Understanding the Family and Medical Leave Act in California

If you are a resident of California, you may be entitled to certain benefits under the Family and Medical Leave Act (FMLA). This law provides certain rights to employees who need to take time off from work for an illness or to care for a family member.

This blog post will discuss who qualifies for FMLA in California, how long your employer must hold your position while you’re away, and how to apply for FMLA in the state.

What Is The Purpose of The Family and Medical Leave Act?

The Family and Medical Leave Act (FMLA) is a federal law that provides employees with job-protected, unpaid leave for certain family or medical reasons. In California, the FMLA is enforced by the US Department of Labor and allows eligible employees to take up to 12 weeks of unpaid, job-protected leave in 12 months for specified family and medical reasons such as:

  • Caring for an ill family member
  • Caring for a newborn baby
  • Managing an illness or injury

It also gives employees the right to continue their health insurance benefits while on leave.

Who Qualifies for The Family and Medical Leave Act?

To qualify for FMLA in California, an employee must meet the following criteria:

  • Worked at least 1,250 hours during the 12 months before taking leave
  • Worked for the same employer for at least 12 months
  • Work within 75 miles of the worksite

If your company employs 50 or more people within 75 miles of where you live and/or work, this law likely covers them.

Length of Time Employer Must Hold Your Position

Under the FMLA law in California, employers are required to hold your position open for up to 12 weeks while you are on leave.
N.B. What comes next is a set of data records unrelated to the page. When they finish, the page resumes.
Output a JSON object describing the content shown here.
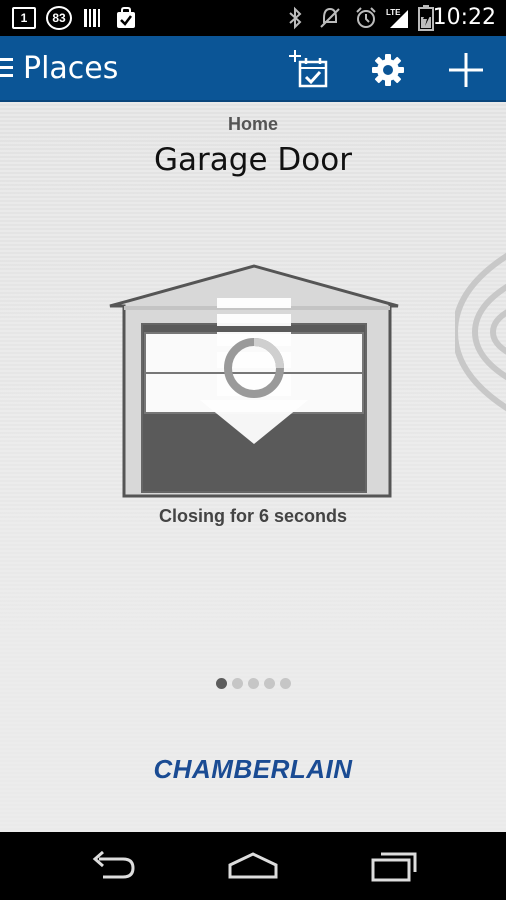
{
  "status_bar": {
    "calendar_day": "1",
    "notification_count": "83",
    "network_label": "LTE",
    "time": "10:22"
  },
  "action_bar": {
    "title": "Places"
  },
  "main": {
    "place_name": "Home",
    "device_name": "Garage Door",
    "status_message": "Closing for 6 seconds",
    "door_state": "closing",
    "page_count": 5,
    "active_page": 1
  },
  "brand": {
    "logo_text": "CHAMBERLAIN"
  },
  "colors": {
    "action_bar": "#0b5596",
    "brand_blue": "#1a4b93",
    "background": "#e6e6e6"
  },
  "icons": {
    "action_bar": [
      "menu-icon",
      "add-schedule-icon",
      "gear-icon",
      "plus-icon"
    ],
    "nav_bar": [
      "back-icon",
      "home-icon",
      "recent-apps-icon"
    ]
  }
}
This means that when you return from leave, your job should still be available for you, provided there were no changes in circumstances, such as layoffs or restructuring during your absence.

It is important to note that most employers are not legally required to pay employee wages while on leave; however, some companies may provide payment through their policies or other forms of compensation, such as vacation pay or sick days.

Applying For FMLA in California

Applying for Family and Medical Leave in California can take time and effort. Fortunately, with the proper knowledge and expertise, you can successfully apply for FMLA leave to take care of your family’s needs.

In addition to meeting the requirements mentioned previously, you will need to fill out the required forms provided by your employer. These forms should include information about your medical condition or the medical condition of an immediate family member who needs your care.

You may also need to provide proof of medical necessity, such as doctor’s notes or other documents related to the condition you are treating or caring for. Sometimes, it may be necessary to provide notice before taking the leave.

After applying, employers should respond within five business days with approval or denial of the request. Denied requests should include information on how to appeal the decision if applicable.

The Benefits of Taking FMLA Leave in California

When taking advantage of Family Medical Leave, you will be able to retain certain benefits that would otherwise be lost if you were absent from work without approval from your employer.

These benefits include:

  • Health insurance coverage (even if it is through an employer-sponsored plan)
  • Pension contributions
  • Vacation days
  • Sick pay
  • Seniority rights upon returning from leave

In addition, employers cannot terminate or otherwise discriminate against employees who take approved FMLA leave in California or any other state with similar laws.

Take Advantage of FMLA in California

Taking advantage of FMLA in California can help protect job security when faced with difficult personal situations involving illness or family matters. It is essential to familiarize yourself with the specific rules and regulations governing this type of benefit before applying so that you know what kind of documentation is needed and any other requirements set forth by your employer’s policy.

If you have any questions regarding employment law, our experienced lawyers at Southern California Labor Law Group PC are here to help! Contact us today. (424) 306-1515